Items from a dataset:
____
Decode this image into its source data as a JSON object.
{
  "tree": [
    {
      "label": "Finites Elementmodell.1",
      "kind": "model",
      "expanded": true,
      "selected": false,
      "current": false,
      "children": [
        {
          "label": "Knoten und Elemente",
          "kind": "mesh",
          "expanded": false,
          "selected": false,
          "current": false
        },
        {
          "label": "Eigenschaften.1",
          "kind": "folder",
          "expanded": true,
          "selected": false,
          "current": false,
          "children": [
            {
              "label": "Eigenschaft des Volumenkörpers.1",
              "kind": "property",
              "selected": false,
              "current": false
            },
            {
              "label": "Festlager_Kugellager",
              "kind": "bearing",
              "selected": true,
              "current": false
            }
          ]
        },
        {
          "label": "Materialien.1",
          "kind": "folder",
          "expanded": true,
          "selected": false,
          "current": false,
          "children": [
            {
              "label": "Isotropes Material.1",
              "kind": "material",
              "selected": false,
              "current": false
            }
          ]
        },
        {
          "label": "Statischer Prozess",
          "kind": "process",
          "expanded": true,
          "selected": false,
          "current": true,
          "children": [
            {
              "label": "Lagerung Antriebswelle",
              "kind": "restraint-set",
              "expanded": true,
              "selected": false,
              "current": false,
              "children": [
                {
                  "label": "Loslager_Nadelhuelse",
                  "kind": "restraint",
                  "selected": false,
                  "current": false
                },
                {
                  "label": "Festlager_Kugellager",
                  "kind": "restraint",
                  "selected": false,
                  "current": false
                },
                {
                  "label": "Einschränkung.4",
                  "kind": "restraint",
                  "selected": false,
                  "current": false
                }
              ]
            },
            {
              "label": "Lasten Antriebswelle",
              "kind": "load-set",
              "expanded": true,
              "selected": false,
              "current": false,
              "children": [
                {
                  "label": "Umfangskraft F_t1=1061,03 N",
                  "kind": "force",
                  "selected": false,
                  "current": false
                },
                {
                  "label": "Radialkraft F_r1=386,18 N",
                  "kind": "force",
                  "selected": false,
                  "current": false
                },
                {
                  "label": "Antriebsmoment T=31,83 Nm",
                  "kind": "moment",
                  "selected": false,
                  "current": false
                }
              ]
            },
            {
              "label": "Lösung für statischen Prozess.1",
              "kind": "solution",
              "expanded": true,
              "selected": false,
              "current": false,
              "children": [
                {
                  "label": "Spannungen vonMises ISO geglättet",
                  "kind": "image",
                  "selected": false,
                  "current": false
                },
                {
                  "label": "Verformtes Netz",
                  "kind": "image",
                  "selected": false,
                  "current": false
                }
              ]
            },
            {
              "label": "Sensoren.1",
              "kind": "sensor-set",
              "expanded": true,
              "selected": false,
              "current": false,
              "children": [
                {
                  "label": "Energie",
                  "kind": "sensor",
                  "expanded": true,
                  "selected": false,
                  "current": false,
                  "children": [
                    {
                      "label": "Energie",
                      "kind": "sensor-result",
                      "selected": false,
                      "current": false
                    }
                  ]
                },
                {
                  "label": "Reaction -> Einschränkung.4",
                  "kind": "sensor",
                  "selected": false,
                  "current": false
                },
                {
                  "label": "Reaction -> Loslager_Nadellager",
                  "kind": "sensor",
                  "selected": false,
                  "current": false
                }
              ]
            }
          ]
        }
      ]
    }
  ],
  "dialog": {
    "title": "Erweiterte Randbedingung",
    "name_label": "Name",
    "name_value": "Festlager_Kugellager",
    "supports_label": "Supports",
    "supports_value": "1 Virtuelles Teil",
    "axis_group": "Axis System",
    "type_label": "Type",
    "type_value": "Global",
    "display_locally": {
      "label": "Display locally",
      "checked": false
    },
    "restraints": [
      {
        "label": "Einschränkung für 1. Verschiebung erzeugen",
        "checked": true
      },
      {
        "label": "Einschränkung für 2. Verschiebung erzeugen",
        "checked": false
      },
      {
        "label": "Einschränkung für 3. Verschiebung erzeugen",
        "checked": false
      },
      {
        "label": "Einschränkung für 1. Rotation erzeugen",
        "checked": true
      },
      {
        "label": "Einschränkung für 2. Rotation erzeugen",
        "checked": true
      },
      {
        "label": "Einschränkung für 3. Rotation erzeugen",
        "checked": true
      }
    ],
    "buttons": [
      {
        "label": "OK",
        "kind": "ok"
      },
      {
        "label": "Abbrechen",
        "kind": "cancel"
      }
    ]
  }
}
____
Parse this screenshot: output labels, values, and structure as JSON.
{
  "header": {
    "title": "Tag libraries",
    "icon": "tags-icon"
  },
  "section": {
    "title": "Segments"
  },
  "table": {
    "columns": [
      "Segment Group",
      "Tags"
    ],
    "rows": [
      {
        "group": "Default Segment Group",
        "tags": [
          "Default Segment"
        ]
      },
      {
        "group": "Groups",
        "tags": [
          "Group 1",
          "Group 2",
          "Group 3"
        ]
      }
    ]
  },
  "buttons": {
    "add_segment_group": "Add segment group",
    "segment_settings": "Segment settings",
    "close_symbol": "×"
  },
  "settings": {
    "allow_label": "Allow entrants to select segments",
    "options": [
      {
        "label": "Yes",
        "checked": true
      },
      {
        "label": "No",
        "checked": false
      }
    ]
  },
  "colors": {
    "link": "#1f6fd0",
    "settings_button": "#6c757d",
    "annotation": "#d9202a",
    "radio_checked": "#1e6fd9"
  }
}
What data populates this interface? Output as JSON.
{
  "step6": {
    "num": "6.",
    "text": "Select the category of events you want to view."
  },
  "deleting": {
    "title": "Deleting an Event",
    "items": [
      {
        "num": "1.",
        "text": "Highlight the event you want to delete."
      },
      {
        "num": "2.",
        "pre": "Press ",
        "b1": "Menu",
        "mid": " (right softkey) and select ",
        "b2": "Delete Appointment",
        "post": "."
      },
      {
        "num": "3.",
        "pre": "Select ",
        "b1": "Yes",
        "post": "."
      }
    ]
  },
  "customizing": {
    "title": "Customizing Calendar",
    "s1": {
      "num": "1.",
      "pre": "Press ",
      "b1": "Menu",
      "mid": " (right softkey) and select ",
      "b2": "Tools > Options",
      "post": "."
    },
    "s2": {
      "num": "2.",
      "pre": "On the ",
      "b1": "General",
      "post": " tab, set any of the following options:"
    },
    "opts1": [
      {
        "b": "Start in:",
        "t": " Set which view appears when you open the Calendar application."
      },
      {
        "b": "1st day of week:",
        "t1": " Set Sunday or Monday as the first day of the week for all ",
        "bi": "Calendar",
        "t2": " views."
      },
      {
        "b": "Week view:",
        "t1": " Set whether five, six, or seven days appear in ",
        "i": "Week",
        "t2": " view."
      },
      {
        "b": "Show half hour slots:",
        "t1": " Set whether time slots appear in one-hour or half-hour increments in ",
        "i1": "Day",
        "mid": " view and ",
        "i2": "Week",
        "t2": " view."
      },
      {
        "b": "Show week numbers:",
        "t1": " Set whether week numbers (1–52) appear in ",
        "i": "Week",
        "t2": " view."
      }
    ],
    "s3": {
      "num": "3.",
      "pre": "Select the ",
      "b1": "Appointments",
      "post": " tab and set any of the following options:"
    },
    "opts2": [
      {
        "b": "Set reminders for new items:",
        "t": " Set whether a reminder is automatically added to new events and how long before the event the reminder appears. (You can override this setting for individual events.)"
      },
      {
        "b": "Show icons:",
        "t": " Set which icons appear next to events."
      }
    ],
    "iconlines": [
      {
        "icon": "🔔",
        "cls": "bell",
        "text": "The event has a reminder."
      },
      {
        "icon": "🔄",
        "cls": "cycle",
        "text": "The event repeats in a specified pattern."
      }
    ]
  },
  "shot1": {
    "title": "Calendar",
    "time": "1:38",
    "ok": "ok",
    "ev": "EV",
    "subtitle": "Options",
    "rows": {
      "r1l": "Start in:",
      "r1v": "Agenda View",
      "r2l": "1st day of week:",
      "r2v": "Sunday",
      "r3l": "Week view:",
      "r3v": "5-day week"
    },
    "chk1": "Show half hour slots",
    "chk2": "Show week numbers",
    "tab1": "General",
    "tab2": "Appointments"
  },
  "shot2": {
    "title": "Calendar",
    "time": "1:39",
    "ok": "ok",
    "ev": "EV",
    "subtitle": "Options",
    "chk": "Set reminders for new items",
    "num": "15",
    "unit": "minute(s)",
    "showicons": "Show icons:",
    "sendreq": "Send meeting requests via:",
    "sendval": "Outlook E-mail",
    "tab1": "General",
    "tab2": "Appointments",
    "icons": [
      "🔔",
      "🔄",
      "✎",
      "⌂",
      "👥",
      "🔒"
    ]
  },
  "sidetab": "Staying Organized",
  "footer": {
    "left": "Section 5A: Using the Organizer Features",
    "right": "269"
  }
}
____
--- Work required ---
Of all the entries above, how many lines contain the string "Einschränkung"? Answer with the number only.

--- Solution below ---
8